Current research suggests that when it comes to their health, the younger generations place a higher value on this topic than their older peers.
While all generations experienced a year-on-year increase in comments on wellbeing-related topics, we found that this expectation grew the most among Gen Z employees, who saw a 28% rise in discussion on the topic. This growth is more than twice that of the Generation X cohort at 13%, and more than four times that of the Baby Boomer group, which saw an increase of 6%.
Meanwhile, the Millennial generation saw a 22% increase in wellbeing-related comments — and proving that wellbeing is not just a concern for the young, the Silent Generation saw a 19% increase in comments on this topic.
This generational data tells us that employees expect their company to care about their wellbeing on an individual level — and that what works for one cohort may alienate another.
Businesses that don’t respond to this expectation not only risk failing to attract a new generation of talent, but also losing their most experienced employees. Businesses must focus on providing a holistic approach to wellbeing that encompasses physical, emotional, mental, and financial health.
Concern for wellbeing has grown most among employees in the Finance sector
The majority of industries saw a year-on-year increase in employee discussion on wellbeing, but some were more vocal on this topic than others.
The Finance sector saw the biggest increase in comments relating to wellness and wellbeing, with a 51% year-on-year rise. The Government and Consumer sectors follow, with increases of 40% and 35%, respectively.
Industry analysis consistently places the Finance sector among the worst for employee stress and mental health support. With a work-life balance a continuing concern among this cohort alongside a turbulent economic and political climate and a multi-sector skills shortage, employees in this sector are making their voices heard and demanding more support.
How you can respond to employee expectations on wellbeing
At this time of heightened anxiety, it’s understandable that wellbeing will be the main concern for employees — both for themselves, and their loved ones. And as we start to transition back to our usual working context, employees first and foremost need to know that their organization cares about protecting their safety.
In this interim period, regular communication and transparency will be critical to help your employees understand what you’re doing to keep them safe, and what your plan will be on an ongoing basis. Depending on your organization, this might mean changing processes or your physical environment — but communicating these changes as they happen will be critical.
Maintaining two-way communication during this time will help you provide clarity to employees on an ongoing basis — as well as reiterate what you’re doing to keep them safe.

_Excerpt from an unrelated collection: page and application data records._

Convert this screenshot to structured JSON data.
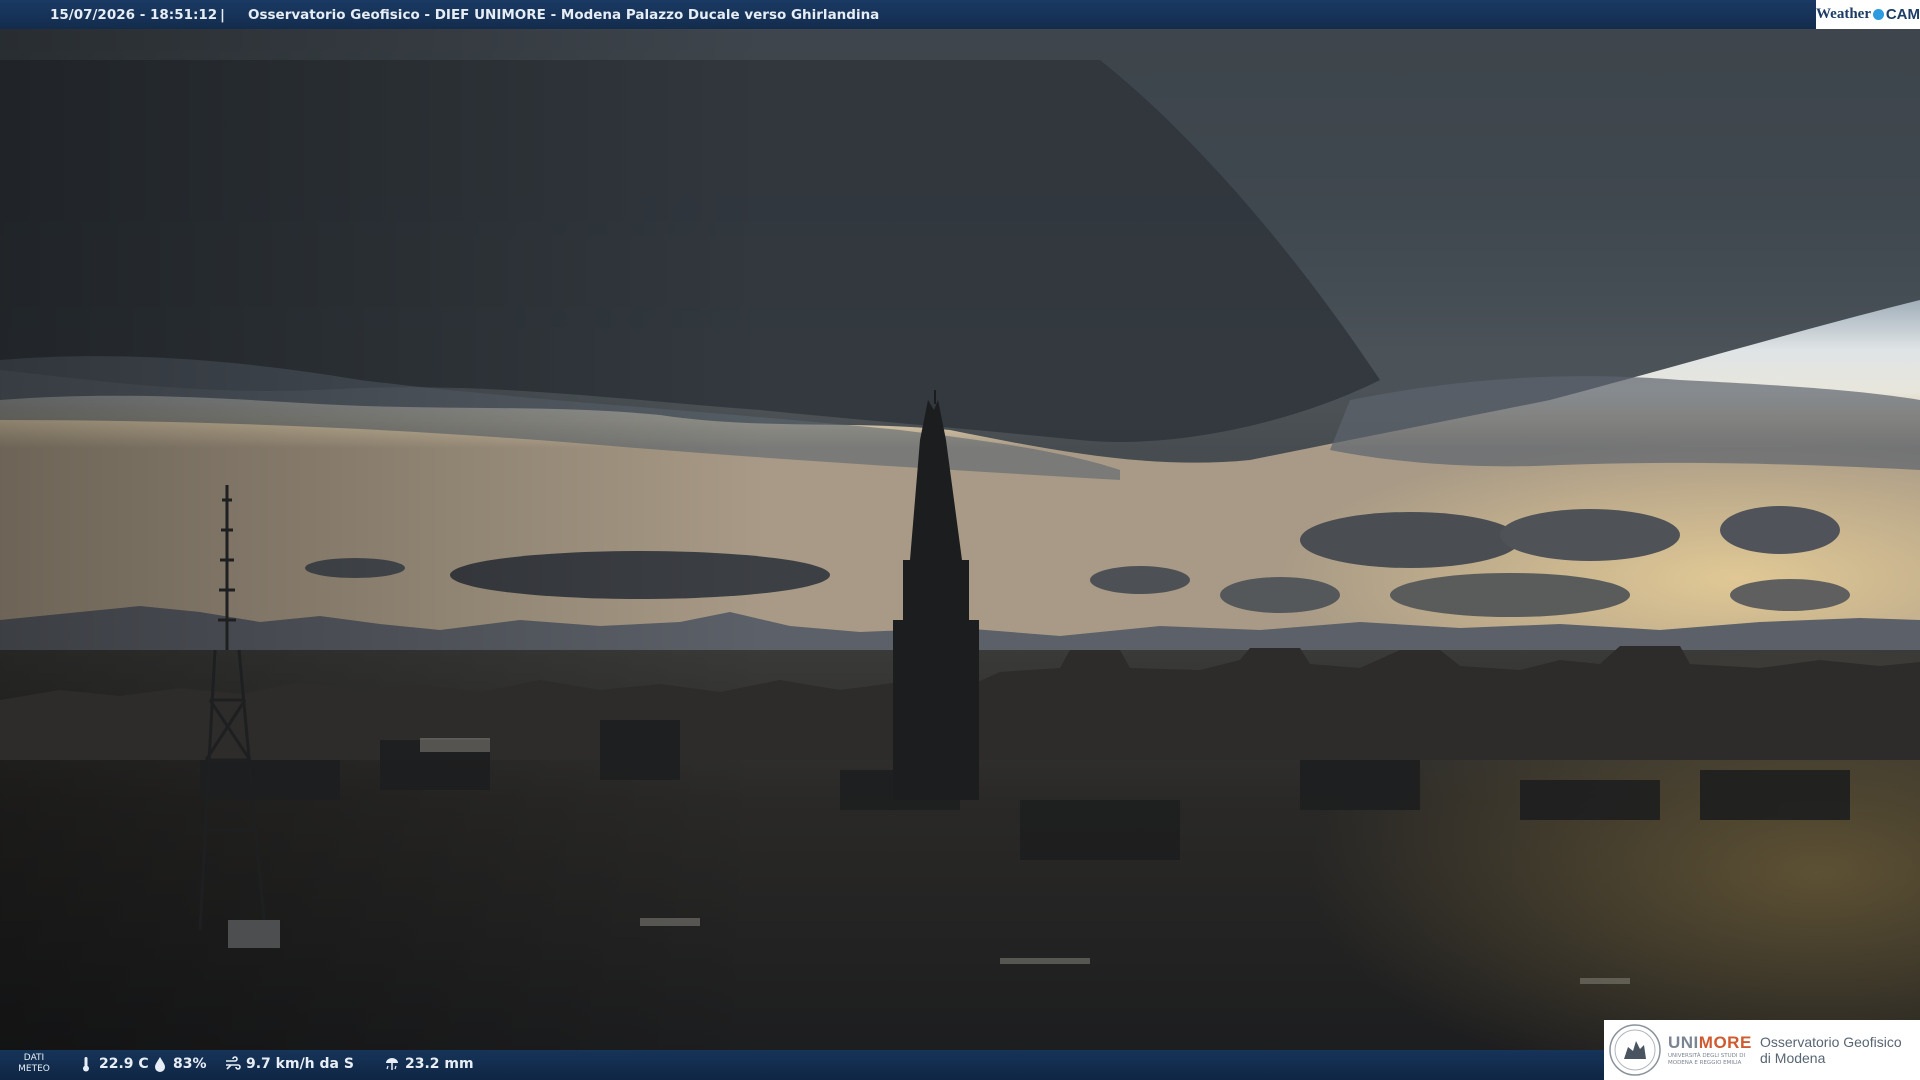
{
  "header": {
    "timestamp": "15/07/2026 - 18:51:12",
    "separator": "|",
    "camera_title": "Osservatorio Geofisico - DIEF UNIMORE - Modena Palazzo Ducale verso Ghirlandina",
    "brand_left": "Weather",
    "brand_right": "CAM"
  },
  "footer": {
    "meteo_label_line1": "DATI",
    "meteo_label_line2": "METEO",
    "temperature": "22.9 C",
    "humidity": "83%",
    "wind": "9.7 km/h da S",
    "rain": "23.2 mm"
  },
  "logo": {
    "uni_prefix": "UNI",
    "uni_suffix": "MORE",
    "uni_sub_line1": "UNIVERSITÀ DEGLI STUDI DI",
    "uni_sub_line2": "MODENA E REGGIO EMILIA",
    "observatory_line1": "Osservatorio Geofisico",
    "observatory_line2": "di Modena"
  },
  "colors": {
    "bar_blue": "#163459",
    "accent_orange": "#d05a30"
  },
  "icons": [
    "thermometer-icon",
    "humidity-drop-icon",
    "wind-icon",
    "rain-gauge-icon",
    "unimore-seal-icon"
  ]
}
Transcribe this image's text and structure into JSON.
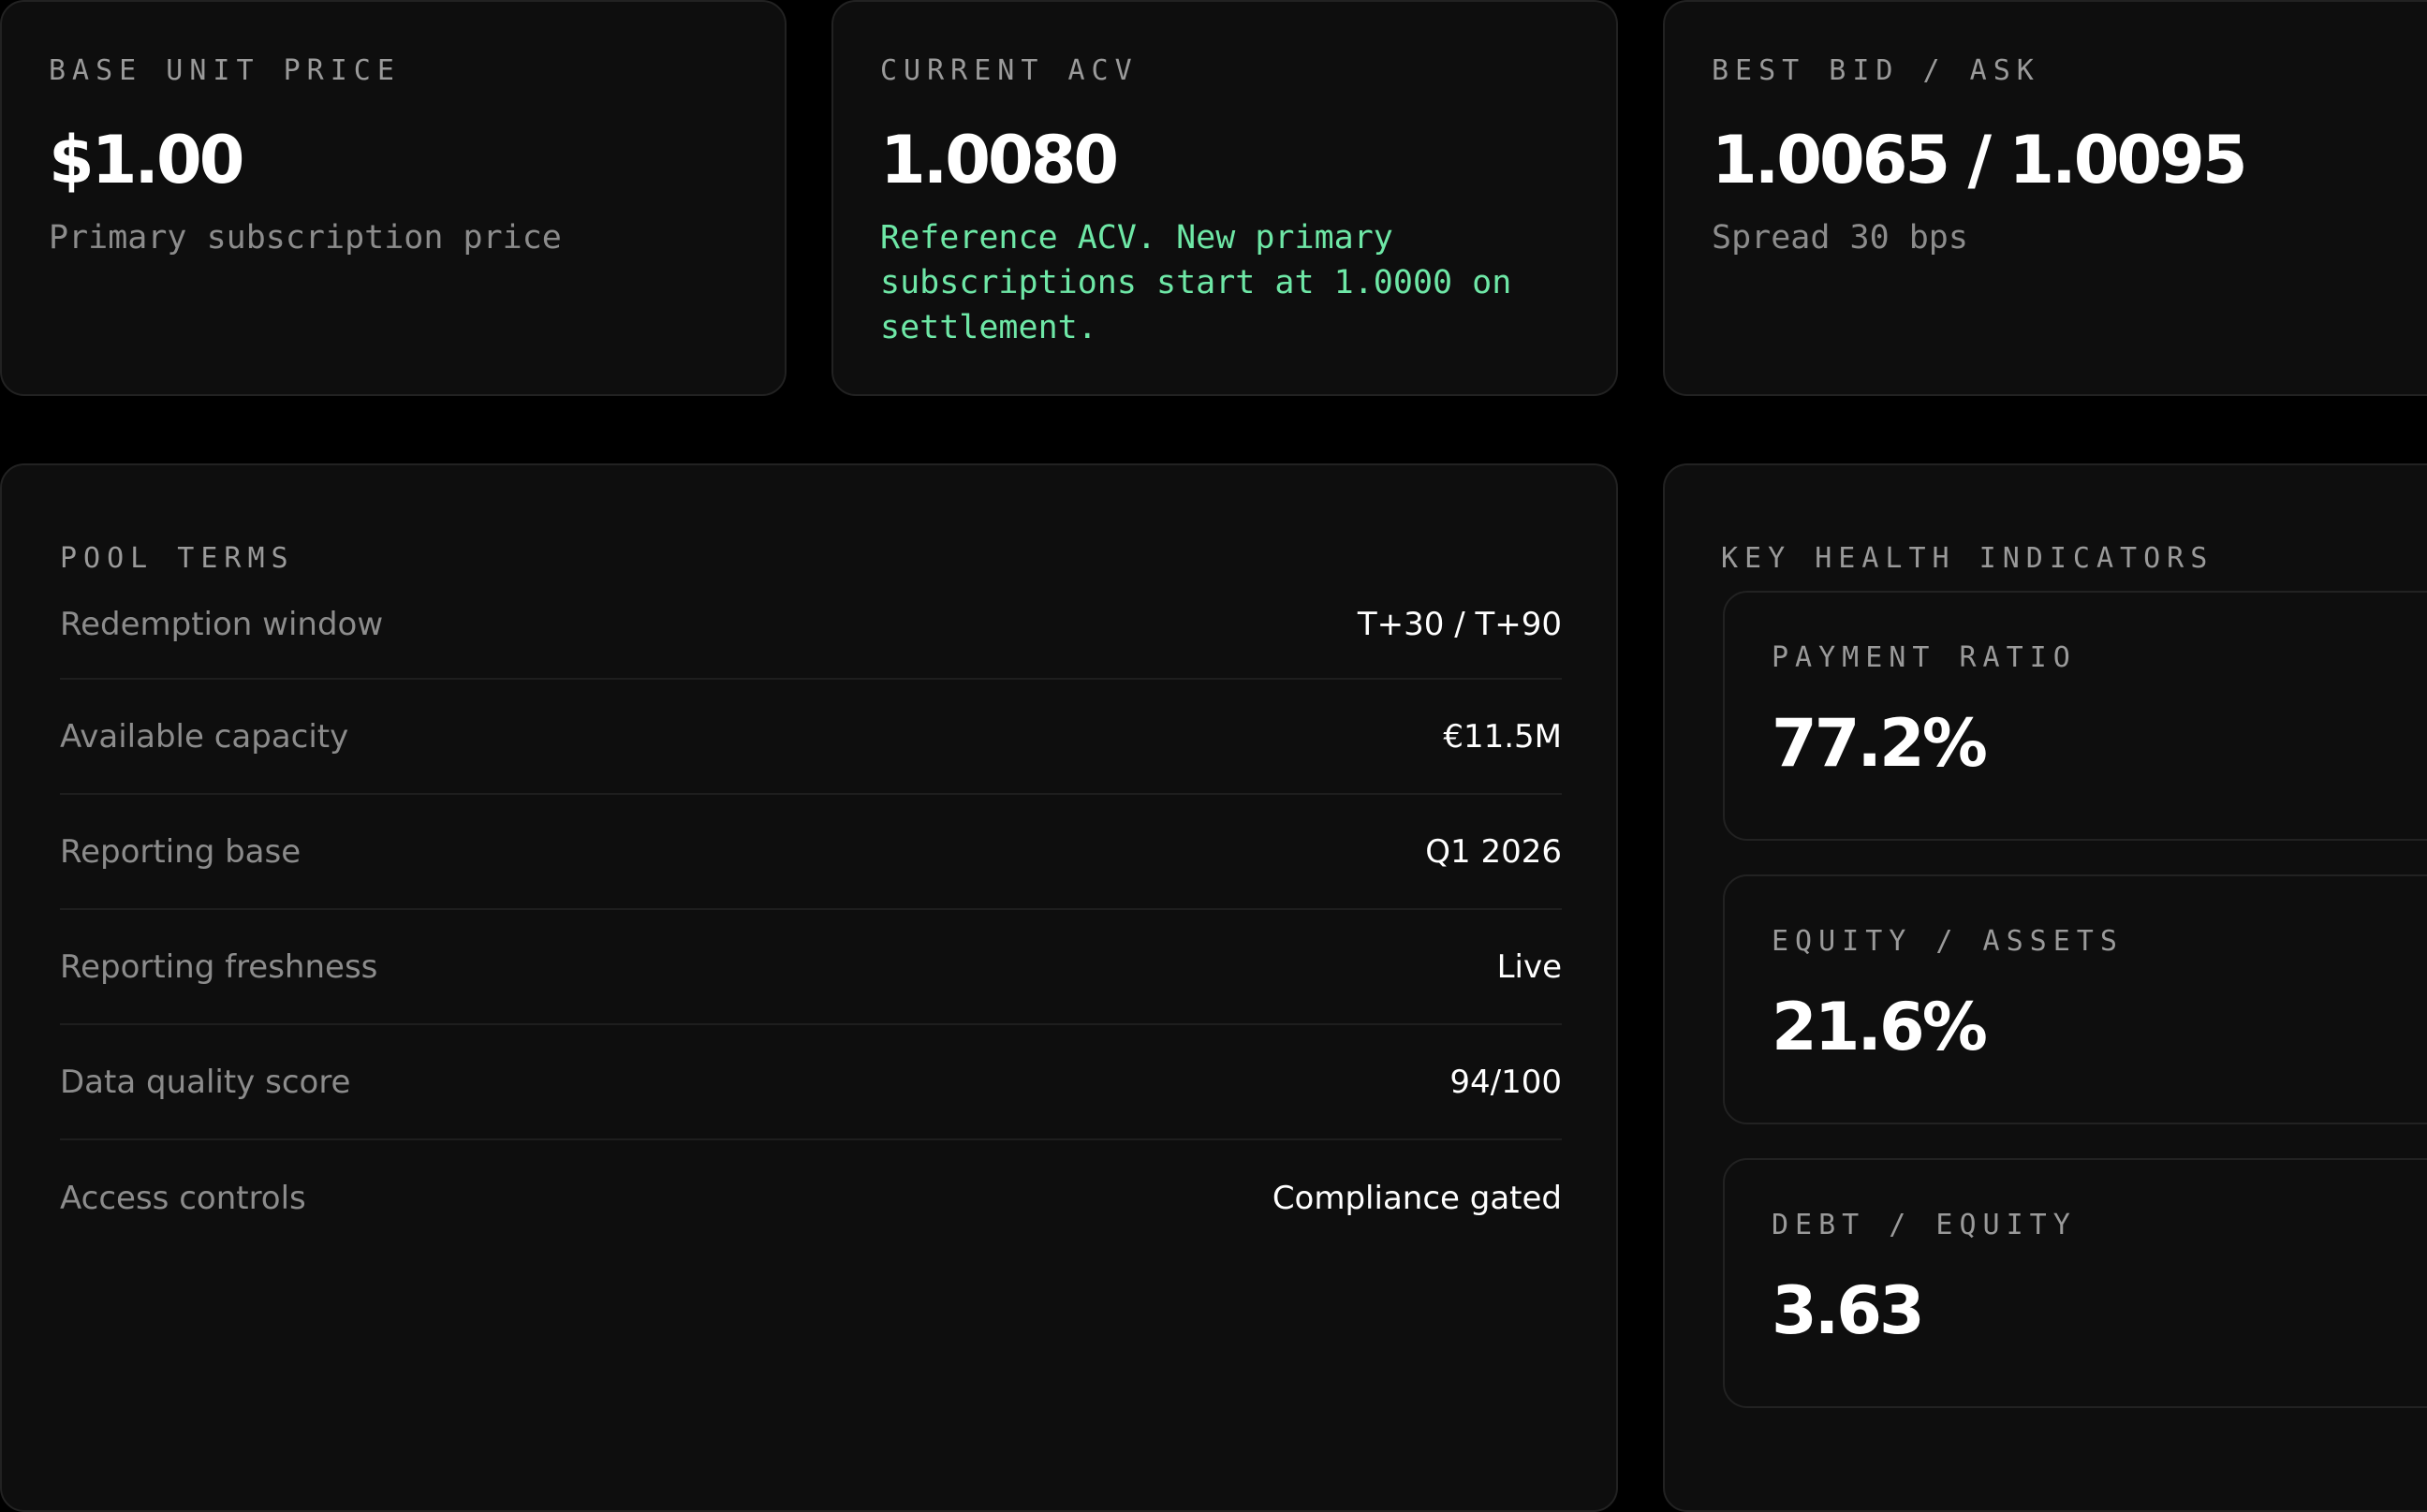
{
  "summary_cards": {
    "base_unit_price": {
      "label": "BASE UNIT PRICE",
      "value": "$1.00",
      "caption": "Primary subscription price"
    },
    "current_acv": {
      "label": "CURRENT ACV",
      "value": "1.0080",
      "caption": "Reference ACV. New primary subscriptions start at 1.0000 on settlement."
    },
    "best_bid_ask": {
      "label": "BEST BID / ASK",
      "value": "1.0065 / 1.0095",
      "caption": "Spread 30 bps"
    }
  },
  "pool_terms": {
    "title": "POOL TERMS",
    "rows": [
      {
        "label": "Redemption window",
        "value": "T+30 / T+90"
      },
      {
        "label": "Available capacity",
        "value": "€11.5M"
      },
      {
        "label": "Reporting base",
        "value": "Q1 2026"
      },
      {
        "label": "Reporting freshness",
        "value": "Live"
      },
      {
        "label": "Data quality score",
        "value": "94/100"
      },
      {
        "label": "Access controls",
        "value": "Compliance gated"
      }
    ]
  },
  "health": {
    "title": "KEY HEALTH INDICATORS",
    "indicators": [
      {
        "label": "PAYMENT RATIO",
        "value": "77.2%"
      },
      {
        "label": "EQUITY / ASSETS",
        "value": "21.6%"
      },
      {
        "label": "DEBT / EQUITY",
        "value": "3.63"
      }
    ]
  },
  "colors": {
    "background": "#000000",
    "card": "#0e0e0e",
    "border": "#222222",
    "accent_green": "#6ee7a6",
    "muted_text": "#8c8c8c"
  }
}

Organizations will need to ensure that they have considered how they can provide the full spectrum of employee wellbeing that can support all employees no matter where they work, including emotional and mental wellbeing. They will also need to be cognizant of any external factors that may impact employee wellbeing and contribute to stress during this period, such as their working environment or home life.
It’s important to remember that each employee will have individual needs — and while an organized video pub quiz or yoga session may work for some (like me), wellbeing is not a one-size-fits-all issue, and providing individualised support will be key.
Do you know what your employees expect as they return to work?
As our data shows, understanding your employees’ expectations will be critical in order to better support them as we transition back to work, and ensure that each employee can be successful in the future.
This post represents a small snapshot of the findings from our full Employee Expectation Trends 2020 analysis. However, our research revealed three other key employee expectations for this year — expectations that are well within your reach to meet.
To find out the key trends for 2020 and how you can meet them, click here to download the full report.